Data records for software interfaces:
══════════════════════════════

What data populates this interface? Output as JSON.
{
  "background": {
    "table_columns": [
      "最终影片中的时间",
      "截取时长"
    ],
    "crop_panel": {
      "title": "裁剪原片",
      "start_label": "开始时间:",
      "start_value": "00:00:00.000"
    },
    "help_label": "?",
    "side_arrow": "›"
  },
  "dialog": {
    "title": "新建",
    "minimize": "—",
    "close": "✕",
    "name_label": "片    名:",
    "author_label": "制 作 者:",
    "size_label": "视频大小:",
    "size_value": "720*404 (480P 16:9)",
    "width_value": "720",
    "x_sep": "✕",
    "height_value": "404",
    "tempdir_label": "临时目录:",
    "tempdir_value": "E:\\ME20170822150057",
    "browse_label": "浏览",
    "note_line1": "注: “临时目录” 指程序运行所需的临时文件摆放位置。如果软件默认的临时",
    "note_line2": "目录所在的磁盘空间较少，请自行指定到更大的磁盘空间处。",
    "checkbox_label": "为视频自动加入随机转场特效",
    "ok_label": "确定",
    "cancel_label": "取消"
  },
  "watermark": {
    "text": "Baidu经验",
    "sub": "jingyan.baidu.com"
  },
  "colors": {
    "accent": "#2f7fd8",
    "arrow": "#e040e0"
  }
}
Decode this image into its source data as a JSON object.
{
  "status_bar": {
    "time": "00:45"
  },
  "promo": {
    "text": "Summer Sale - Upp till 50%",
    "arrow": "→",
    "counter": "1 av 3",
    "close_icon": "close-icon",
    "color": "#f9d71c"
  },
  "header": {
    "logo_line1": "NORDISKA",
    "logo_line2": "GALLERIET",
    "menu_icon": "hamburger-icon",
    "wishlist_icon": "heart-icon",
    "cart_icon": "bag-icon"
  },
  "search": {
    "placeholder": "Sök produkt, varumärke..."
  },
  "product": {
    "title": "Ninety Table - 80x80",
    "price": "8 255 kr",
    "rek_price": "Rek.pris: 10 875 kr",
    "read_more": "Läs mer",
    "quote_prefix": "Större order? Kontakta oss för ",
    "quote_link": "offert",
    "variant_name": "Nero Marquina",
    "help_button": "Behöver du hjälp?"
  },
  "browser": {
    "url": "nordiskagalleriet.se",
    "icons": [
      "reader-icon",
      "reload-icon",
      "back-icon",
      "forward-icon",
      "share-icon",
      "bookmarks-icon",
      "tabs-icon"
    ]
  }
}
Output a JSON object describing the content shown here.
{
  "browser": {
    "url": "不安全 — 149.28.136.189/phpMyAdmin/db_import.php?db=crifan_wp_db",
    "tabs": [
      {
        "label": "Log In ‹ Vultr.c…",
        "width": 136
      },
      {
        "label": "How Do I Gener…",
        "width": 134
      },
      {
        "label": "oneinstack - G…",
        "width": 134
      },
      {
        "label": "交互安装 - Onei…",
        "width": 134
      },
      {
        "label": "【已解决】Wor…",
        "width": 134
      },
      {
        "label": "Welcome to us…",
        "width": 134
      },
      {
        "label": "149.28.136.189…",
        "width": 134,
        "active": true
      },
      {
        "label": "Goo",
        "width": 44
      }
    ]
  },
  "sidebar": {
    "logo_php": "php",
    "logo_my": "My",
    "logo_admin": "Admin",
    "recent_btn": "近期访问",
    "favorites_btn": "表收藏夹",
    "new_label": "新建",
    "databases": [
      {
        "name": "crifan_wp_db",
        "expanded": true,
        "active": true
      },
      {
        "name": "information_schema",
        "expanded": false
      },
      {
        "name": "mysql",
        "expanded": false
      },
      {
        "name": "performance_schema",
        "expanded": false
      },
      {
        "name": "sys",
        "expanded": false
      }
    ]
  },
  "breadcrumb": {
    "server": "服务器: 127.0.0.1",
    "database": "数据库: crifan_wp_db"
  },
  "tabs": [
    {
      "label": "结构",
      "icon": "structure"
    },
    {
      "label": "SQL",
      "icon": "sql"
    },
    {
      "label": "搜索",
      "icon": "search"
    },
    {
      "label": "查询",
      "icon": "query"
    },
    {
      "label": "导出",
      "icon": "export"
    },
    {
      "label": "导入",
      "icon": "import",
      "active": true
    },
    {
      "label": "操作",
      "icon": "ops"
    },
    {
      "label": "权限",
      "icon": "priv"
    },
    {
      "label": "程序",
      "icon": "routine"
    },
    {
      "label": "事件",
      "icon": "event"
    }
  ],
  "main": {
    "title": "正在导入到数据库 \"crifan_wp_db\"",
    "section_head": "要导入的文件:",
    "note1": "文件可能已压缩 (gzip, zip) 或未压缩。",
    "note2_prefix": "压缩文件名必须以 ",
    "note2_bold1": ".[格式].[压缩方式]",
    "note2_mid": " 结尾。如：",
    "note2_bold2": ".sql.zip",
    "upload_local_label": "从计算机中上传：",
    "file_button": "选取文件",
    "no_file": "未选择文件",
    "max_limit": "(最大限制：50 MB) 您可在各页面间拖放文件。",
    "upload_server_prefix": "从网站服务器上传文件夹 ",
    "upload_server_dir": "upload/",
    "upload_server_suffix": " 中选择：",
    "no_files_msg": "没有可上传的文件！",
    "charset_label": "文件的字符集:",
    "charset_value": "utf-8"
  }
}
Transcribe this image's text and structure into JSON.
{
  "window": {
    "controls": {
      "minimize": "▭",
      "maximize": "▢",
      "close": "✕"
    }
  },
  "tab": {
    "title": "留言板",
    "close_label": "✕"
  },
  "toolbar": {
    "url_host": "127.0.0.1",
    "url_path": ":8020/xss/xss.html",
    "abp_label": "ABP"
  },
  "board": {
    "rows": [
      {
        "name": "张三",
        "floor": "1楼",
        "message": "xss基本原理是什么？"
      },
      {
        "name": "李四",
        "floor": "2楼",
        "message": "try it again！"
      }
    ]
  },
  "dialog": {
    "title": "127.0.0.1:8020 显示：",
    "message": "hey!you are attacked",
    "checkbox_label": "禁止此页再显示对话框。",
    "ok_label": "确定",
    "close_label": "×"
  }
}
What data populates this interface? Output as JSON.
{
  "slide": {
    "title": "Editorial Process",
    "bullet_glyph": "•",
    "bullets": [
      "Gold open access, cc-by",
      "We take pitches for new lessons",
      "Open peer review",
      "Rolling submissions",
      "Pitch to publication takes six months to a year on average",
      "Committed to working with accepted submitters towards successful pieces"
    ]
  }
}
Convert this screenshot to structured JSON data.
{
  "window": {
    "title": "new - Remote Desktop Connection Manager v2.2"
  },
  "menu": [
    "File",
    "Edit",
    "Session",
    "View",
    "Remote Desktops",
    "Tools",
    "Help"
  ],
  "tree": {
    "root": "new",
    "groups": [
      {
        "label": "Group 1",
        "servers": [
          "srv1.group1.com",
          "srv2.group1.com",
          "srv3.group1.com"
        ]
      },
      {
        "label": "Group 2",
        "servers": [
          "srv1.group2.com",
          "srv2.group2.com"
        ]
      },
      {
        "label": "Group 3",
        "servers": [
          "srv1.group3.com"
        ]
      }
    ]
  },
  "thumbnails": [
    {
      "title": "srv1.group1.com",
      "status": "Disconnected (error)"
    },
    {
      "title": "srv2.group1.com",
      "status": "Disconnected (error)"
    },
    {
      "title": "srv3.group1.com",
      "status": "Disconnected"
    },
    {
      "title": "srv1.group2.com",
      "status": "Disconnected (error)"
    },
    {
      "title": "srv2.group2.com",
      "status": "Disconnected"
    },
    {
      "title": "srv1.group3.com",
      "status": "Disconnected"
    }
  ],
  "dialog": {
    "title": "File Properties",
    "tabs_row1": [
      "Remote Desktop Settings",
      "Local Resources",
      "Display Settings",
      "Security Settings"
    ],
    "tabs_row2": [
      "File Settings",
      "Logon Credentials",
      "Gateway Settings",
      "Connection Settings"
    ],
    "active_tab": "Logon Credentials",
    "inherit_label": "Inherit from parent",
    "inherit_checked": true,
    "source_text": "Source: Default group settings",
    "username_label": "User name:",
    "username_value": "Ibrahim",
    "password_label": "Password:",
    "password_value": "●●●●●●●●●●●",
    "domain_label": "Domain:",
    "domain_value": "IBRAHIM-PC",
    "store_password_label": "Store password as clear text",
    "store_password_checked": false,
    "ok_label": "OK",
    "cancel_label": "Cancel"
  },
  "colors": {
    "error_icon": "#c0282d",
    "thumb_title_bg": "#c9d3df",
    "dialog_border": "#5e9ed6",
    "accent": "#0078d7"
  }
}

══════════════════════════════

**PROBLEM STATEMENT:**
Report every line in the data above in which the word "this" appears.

**EXERCISE RESPONSE:**
What data populates this interface? Output as JSON.
Decode this image into its source data as a JSON object.
Transcribe this image's text and structure into JSON.
What data populates this interface? Output as JSON.
Convert this screenshot to structured JSON data.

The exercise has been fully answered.